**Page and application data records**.
Content starts

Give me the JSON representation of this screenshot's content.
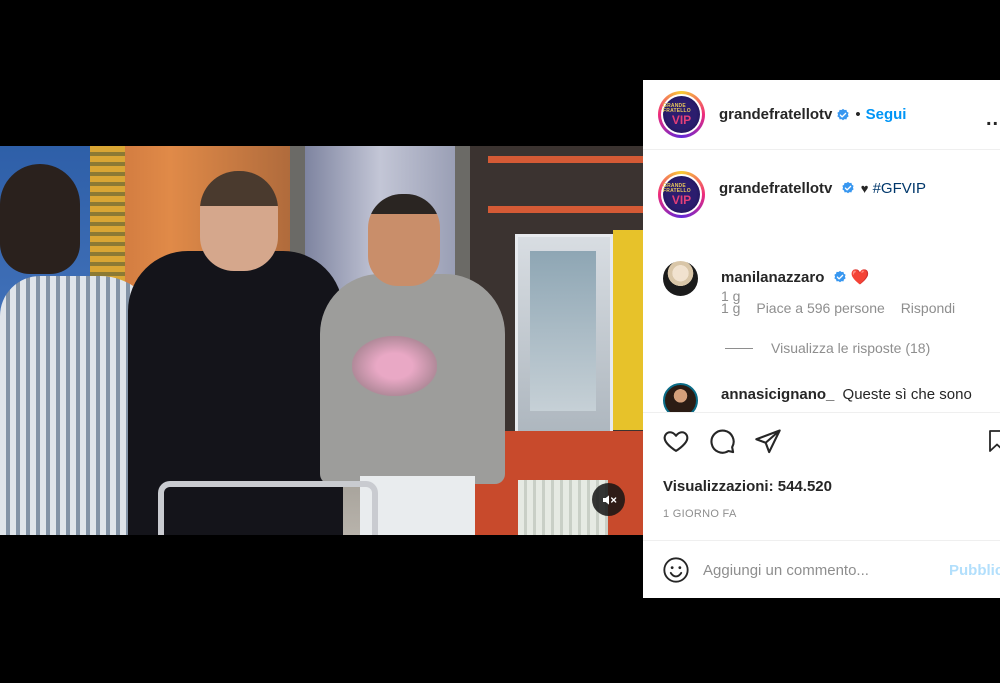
{
  "post": {
    "username": "grandefratellotv",
    "separator": "•",
    "follow_label": "Segui",
    "more_label": "...",
    "avatar_logo_small": "GRANDE FRATELLO",
    "avatar_logo_vip": "VIP"
  },
  "caption": {
    "username": "grandefratellotv",
    "heart": "♥",
    "hashtag": "#GFVIP",
    "time": "1 g"
  },
  "comments": [
    {
      "username": "manilanazzaro",
      "emoji": "❤️",
      "time": "1 g",
      "likes": "Piace a 596 persone",
      "reply_label": "Rispondi",
      "view_replies": "Visualizza le risposte (18)"
    },
    {
      "username": "annasicignano_",
      "text": "Queste sì che sono"
    }
  ],
  "stats": {
    "views": "Visualizzazioni: 544.520",
    "date": "1 GIORNO FA"
  },
  "add_comment": {
    "placeholder": "Aggiungi un commento...",
    "publish_label": "Pubblica"
  },
  "colors": {
    "accent": "#0095f6",
    "verified": "#3897f0",
    "publish_disabled": "#b2dffc",
    "meta_gray": "#8e8e8e"
  },
  "icons": [
    "verified-icon",
    "heart-icon",
    "comment-icon",
    "share-icon",
    "bookmark-icon",
    "emoji-icon",
    "mute-icon",
    "more-icon"
  ]
}
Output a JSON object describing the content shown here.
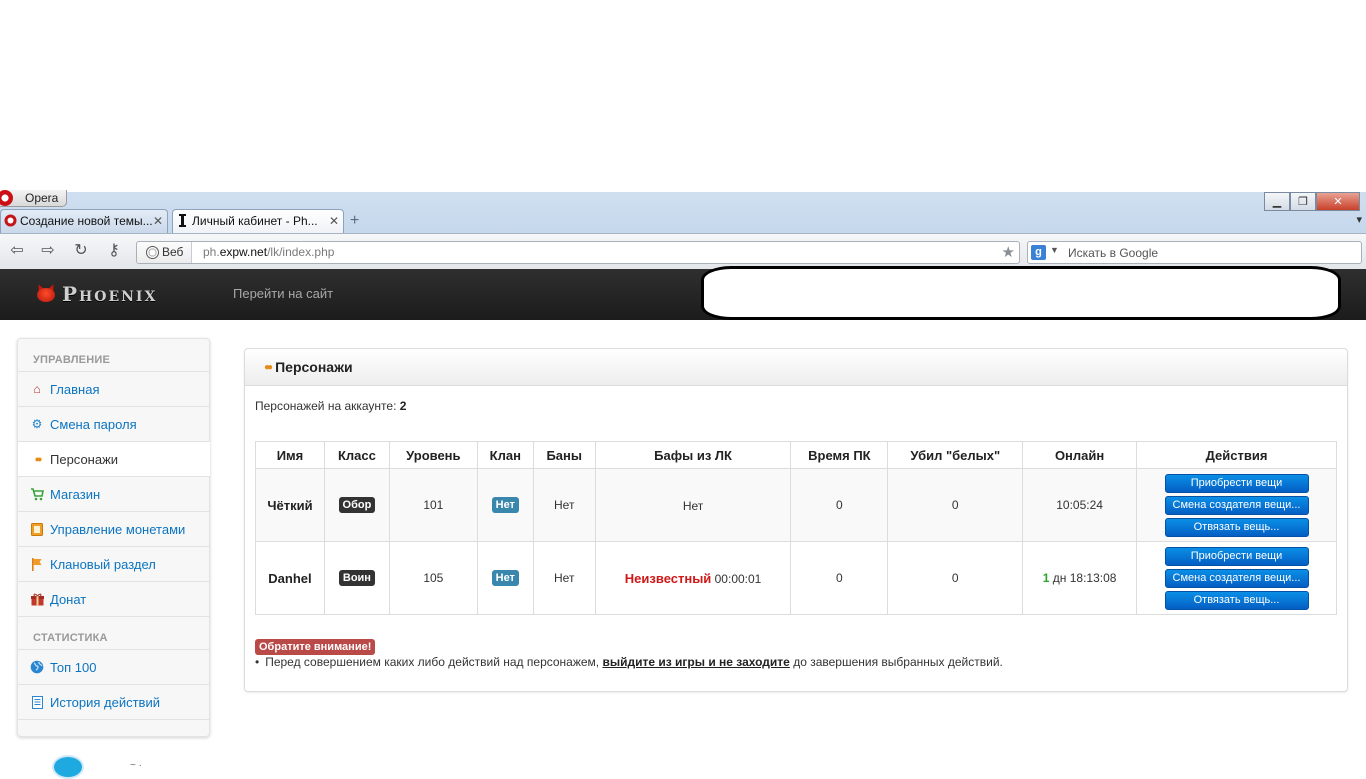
{
  "browser": {
    "menu_label": "Opera",
    "tabs": [
      {
        "title": "Создание новой темы..."
      },
      {
        "title": "Личный кабинет - Ph..."
      }
    ],
    "new_tab_symbol": "+",
    "nav": {
      "back": "⇦",
      "forward": "⇨",
      "reload": "↻",
      "key": "⚷"
    },
    "address": {
      "badge": "Веб",
      "url_prefix": "ph.",
      "url_domain": "expw.net",
      "url_path": "/lk/index.php"
    },
    "search_placeholder": "Искать в Google",
    "window_buttons": {
      "minimize": "▁",
      "restore": "❐",
      "close": "✕"
    }
  },
  "site": {
    "logo_text": "Phoenix",
    "goto_site": "Перейти на сайт"
  },
  "sidebar": {
    "sections": [
      {
        "header": "Управление",
        "items": [
          {
            "label": "Главная",
            "icon": "home-icon"
          },
          {
            "label": "Смена пароля",
            "icon": "gear-icon"
          },
          {
            "label": "Персонажи",
            "icon": "users-icon",
            "active": true
          },
          {
            "label": "Магазин",
            "icon": "cart-icon"
          },
          {
            "label": "Управление монетами",
            "icon": "coin-icon"
          },
          {
            "label": "Клановый раздел",
            "icon": "flag-icon"
          },
          {
            "label": "Донат",
            "icon": "gift-icon"
          }
        ]
      },
      {
        "header": "Статистика",
        "items": [
          {
            "label": "Топ 100",
            "icon": "globe-icon"
          },
          {
            "label": "История действий",
            "icon": "document-icon"
          }
        ]
      }
    ]
  },
  "panel": {
    "title": "Персонажи",
    "count_label": "Персонажей на аккаунте: ",
    "count_value": "2",
    "columns": [
      "Имя",
      "Класс",
      "Уровень",
      "Клан",
      "Баны",
      "Бафы из ЛК",
      "Время ПК",
      "Убил \"белых\"",
      "Онлайн",
      "Действия"
    ],
    "rows": [
      {
        "name": "Чёткий",
        "class": "Обор",
        "level": "101",
        "clan": "Нет",
        "bans": "Нет",
        "buffs_name": "",
        "buffs_time": "Нет",
        "pk_time": "0",
        "killed_white": "0",
        "online_days": "",
        "online_rest": "10:05:24"
      },
      {
        "name": "Danhel",
        "class": "Воин",
        "level": "105",
        "clan": "Нет",
        "bans": "Нет",
        "buffs_name": "Неизвестный",
        "buffs_time": " 00:00:01",
        "pk_time": "0",
        "killed_white": "0",
        "online_days": "1",
        "online_rest": " дн 18:13:08"
      }
    ],
    "actions": [
      "Приобрести вещи",
      "Смена создателя вещи...",
      "Отвязать вещь..."
    ],
    "notice_label": "Обратите внимание!",
    "notice_text_before": "Перед совершением каких либо действий над персонажем, ",
    "notice_text_bold": "выйдите из игры и не заходите",
    "notice_text_after": " до завершения выбранных действий."
  },
  "colors": {
    "link": "#0b74c2",
    "button": "#0a78d6",
    "notice": "#b94a48",
    "header": "#232323",
    "clan_label": "#3a87ad"
  }
}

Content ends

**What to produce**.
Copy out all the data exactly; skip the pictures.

**Your response**.
Give me the JSON representation of this screenshot's content.
{
  "post": {
    "username": "grandefratellotv",
    "separator": "•",
    "follow_label": "Segui",
    "more_label": "...",
    "avatar_logo_small": "GRANDE FRATELLO",
    "avatar_logo_vip": "VIP"
  },
  "caption": {
    "username": "grandefratellotv",
    "heart": "♥",
    "hashtag": "#GFVIP",
    "time": "1 g"
  },
  "comments": [
    {
      "username": "manilanazzaro",
      "emoji": "❤️",
      "time": "1 g",
      "likes": "Piace a 596 persone",
      "reply_label": "Rispondi",
      "view_replies": "Visualizza le risposte (18)"
    },
    {
      "username": "annasicignano_",
      "text": "Queste sì che sono"
    }
  ],
  "stats": {
    "views": "Visualizzazioni: 544.520",
    "date": "1 GIORNO FA"
  },
  "add_comment": {
    "placeholder": "Aggiungi un commento...",
    "publish_label": "Pubblica"
  },
  "colors": {
    "accent": "#0095f6",
    "verified": "#3897f0",
    "publish_disabled": "#b2dffc",
    "meta_gray": "#8e8e8e"
  },
  "icons": [
    "verified-icon",
    "heart-icon",
    "comment-icon",
    "share-icon",
    "bookmark-icon",
    "emoji-icon",
    "mute-icon",
    "more-icon"
  ]
}
Output a JSON object describing the content shown here.
{
  "browser": {
    "menu_label": "Opera",
    "tabs": [
      {
        "title": "Создание новой темы..."
      },
      {
        "title": "Личный кабинет - Ph..."
      }
    ],
    "new_tab_symbol": "+",
    "nav": {
      "back": "⇦",
      "forward": "⇨",
      "reload": "↻",
      "key": "⚷"
    },
    "address": {
      "badge": "Веб",
      "url_prefix": "ph.",
      "url_domain": "expw.net",
      "url_path": "/lk/index.php"
    },
    "search_placeholder": "Искать в Google",
    "window_buttons": {
      "minimize": "▁",
      "restore": "❐",
      "close": "✕"
    }
  },
  "site": {
    "logo_text": "Phoenix",
    "goto_site": "Перейти на сайт"
  },
  "sidebar": {
    "sections": [
      {
        "header": "Управление",
        "items": [
          {
            "label": "Главная",
            "icon": "home-icon"
          },
          {
            "label": "Смена пароля",
            "icon": "gear-icon"
          },
          {
            "label": "Персонажи",
            "icon": "users-icon",
            "active": true
          },
          {
            "label": "Магазин",
            "icon": "cart-icon"
          },
          {
            "label": "Управление монетами",
            "icon": "coin-icon"
          },
          {
            "label": "Клановый раздел",
            "icon": "flag-icon"
          },
          {
            "label": "Донат",
            "icon": "gift-icon"
          }
        ]
      },
      {
        "header": "Статистика",
        "items": [
          {
            "label": "Топ 100",
            "icon": "globe-icon"
          },
          {
            "label": "История действий",
            "icon": "document-icon"
          }
        ]
      }
    ]
  },
  "panel": {
    "title": "Персонажи",
    "count_label": "Персонажей на аккаунте: ",
    "count_value": "2",
    "columns": [
      "Имя",
      "Класс",
      "Уровень",
      "Клан",
      "Баны",
      "Бафы из ЛК",
      "Время ПК",
      "Убил \"белых\"",
      "Онлайн",
      "Действия"
    ],
    "rows": [
      {
        "name": "Чёткий",
        "class": "Обор",
        "level": "101",
        "clan": "Нет",
        "bans": "Нет",
        "buffs_name": "",
        "buffs_time": "Нет",
        "pk_time": "0",
        "killed_white": "0",
        "online_days": "",
        "online_rest": "10:05:24"
      },
      {
        "name": "Danhel",
        "class": "Воин",
        "level": "105",
        "clan": "Нет",
        "bans": "Нет",
        "buffs_name": "Неизвестный",
        "buffs_time": " 00:00:01",
        "pk_time": "0",
        "killed_white": "0",
        "online_days": "1",
        "online_rest": " дн 18:13:08"
      }
    ],
    "actions": [
      "Приобрести вещи",
      "Смена создателя вещи...",
      "Отвязать вещь..."
    ],
    "notice_label": "Обратите внимание!",
    "notice_text_before": "Перед совершением каких либо действий над персонажем, ",
    "notice_text_bold": "выйдите из игры и не заходите",
    "notice_text_after": " до завершения выбранных действий."
  },
  "colors": {
    "link": "#0b74c2",
    "button": "#0a78d6",
    "notice": "#b94a48",
    "header": "#232323",
    "clan_label": "#3a87ad"
  }
}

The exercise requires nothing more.